Father  asserted  that the Purification was based on the idea, shared  by Jews and Moslems as well, that  bloodshed—inevitably an accompaniment to childbirth—was somehow unclean. That, he said, was why Catholic mothers used to go through the ceremony of churching, six weeks after the birth, a practice which he clearly regarded as demeaning to the female sex.  There was in fact a very sound reason for the ceremony, which Father didn’t mention: in addition to giving thanks for a safe delivery, it meant that pregnancies would not occur too dangerously close together, as marital relations should not be resumed until churching had taken place.

The priest linked the ceremony  of churching with other  Old Testament practices. For instance, he thought that the ban on eating pork was imposed because in those days there were no fridges and so meat went off comparatively quickly, particularly in hot weather. Then why just pork? There is no evidence that pigmeat decomposes any sooner than beef or mutton. He didn’t mention the incident in Acts 10 and 11 where St Peter, as a result of a dream, declares that from now on  all meats are to be regarded as ceremonially pure, and links the lifting of this ban with the admission of Gentiles to the Church.
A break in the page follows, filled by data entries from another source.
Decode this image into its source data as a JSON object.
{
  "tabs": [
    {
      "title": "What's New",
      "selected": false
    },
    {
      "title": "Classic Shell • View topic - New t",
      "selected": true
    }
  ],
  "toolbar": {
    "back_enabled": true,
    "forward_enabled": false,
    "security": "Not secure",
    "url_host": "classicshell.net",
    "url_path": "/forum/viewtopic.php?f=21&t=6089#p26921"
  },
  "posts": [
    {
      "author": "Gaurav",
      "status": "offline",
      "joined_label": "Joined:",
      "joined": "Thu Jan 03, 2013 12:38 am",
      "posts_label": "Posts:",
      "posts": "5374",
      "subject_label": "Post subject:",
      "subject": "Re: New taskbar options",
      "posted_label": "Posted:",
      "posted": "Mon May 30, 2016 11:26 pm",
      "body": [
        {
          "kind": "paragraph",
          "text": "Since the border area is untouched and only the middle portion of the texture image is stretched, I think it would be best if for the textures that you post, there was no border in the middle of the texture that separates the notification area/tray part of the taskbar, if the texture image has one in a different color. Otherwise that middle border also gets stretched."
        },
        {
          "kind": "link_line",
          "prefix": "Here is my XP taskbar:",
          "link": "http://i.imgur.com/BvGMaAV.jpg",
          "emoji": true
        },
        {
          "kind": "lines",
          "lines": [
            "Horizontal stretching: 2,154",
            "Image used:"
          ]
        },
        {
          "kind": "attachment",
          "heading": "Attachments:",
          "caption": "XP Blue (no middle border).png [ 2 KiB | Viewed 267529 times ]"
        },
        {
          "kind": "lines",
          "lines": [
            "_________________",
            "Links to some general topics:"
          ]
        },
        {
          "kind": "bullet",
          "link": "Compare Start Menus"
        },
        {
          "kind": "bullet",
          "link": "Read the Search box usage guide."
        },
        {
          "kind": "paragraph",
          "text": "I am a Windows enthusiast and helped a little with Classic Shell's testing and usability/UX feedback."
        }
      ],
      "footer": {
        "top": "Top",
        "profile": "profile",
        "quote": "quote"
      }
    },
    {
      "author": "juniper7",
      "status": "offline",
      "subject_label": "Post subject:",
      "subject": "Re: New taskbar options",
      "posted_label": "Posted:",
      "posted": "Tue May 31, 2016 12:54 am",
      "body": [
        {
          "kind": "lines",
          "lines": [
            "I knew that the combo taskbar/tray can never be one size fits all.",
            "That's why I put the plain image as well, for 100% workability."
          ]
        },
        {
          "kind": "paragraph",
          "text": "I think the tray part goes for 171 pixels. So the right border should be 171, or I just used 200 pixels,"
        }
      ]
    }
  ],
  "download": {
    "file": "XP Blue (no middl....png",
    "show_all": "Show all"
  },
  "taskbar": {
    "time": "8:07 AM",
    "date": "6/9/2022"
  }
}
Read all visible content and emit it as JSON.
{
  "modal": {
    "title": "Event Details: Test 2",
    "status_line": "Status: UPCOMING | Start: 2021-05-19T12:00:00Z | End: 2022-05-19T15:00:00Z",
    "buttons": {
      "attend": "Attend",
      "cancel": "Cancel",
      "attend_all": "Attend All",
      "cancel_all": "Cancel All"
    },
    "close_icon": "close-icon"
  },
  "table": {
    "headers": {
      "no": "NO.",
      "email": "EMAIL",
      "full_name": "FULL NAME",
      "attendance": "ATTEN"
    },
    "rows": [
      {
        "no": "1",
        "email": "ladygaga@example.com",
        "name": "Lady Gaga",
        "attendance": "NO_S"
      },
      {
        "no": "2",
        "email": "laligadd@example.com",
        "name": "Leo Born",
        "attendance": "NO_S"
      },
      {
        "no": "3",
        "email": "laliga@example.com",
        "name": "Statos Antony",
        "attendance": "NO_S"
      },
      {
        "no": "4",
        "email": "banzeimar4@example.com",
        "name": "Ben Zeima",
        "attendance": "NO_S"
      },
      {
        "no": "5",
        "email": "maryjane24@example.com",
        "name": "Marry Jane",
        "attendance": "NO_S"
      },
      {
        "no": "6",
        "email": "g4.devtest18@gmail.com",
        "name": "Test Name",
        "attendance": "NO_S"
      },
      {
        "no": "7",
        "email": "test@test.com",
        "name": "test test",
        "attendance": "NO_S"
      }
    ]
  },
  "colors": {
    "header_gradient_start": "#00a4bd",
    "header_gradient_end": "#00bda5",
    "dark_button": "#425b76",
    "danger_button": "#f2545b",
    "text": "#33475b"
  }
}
Father didn’t describe the ceremony. It was rather beautiful, and I wish we still had it:

The mother kneels in the vestibule, or within the church, carrying a lighted candle. The priest, vested in surplice and white stole, sprinkles her with holy water in the form of a cross. Having recited Psalm 23, ‘The earth is the Lord’s and the fullness thereof’, he offers her the left extremity of the stole and leads her into the church, saying: ‘Enter thou into the temple of God, adore the Son of the Blessed Virgin Mary who has given thee fruitfulness of offspring.’ She advances to one of the altars and kneels before it, whilst the priest, turned towards her, recites the appropriate blessing, and then, having sprinkled her again with holy water in the form of the cross, dismisses her, saying: ‘The peace and blessing of God Almighty, the Father, the Son, and the Holy Ghost, descend upon thee, and remain forever. Amen.’

And here is one of the prayers that may be said during the ceremony:

Almighty, everlasting God, who through the delivery of the Blessed Virgin Mary hast changed the pains of childbirth into joy, look mercifully on this Thy handmaid, who comes in gladness to Thy temple to offer thanksgiving; and grant that, after this life, through the merits and intercession of the same Blessed Mary, she may be found worthy to attain, together with her offspring, to the joys of everlasting happiness. Through Christ our Lord. Amen.

Nothing about bloodshed or uncleanness there. And nothing demeaning to women.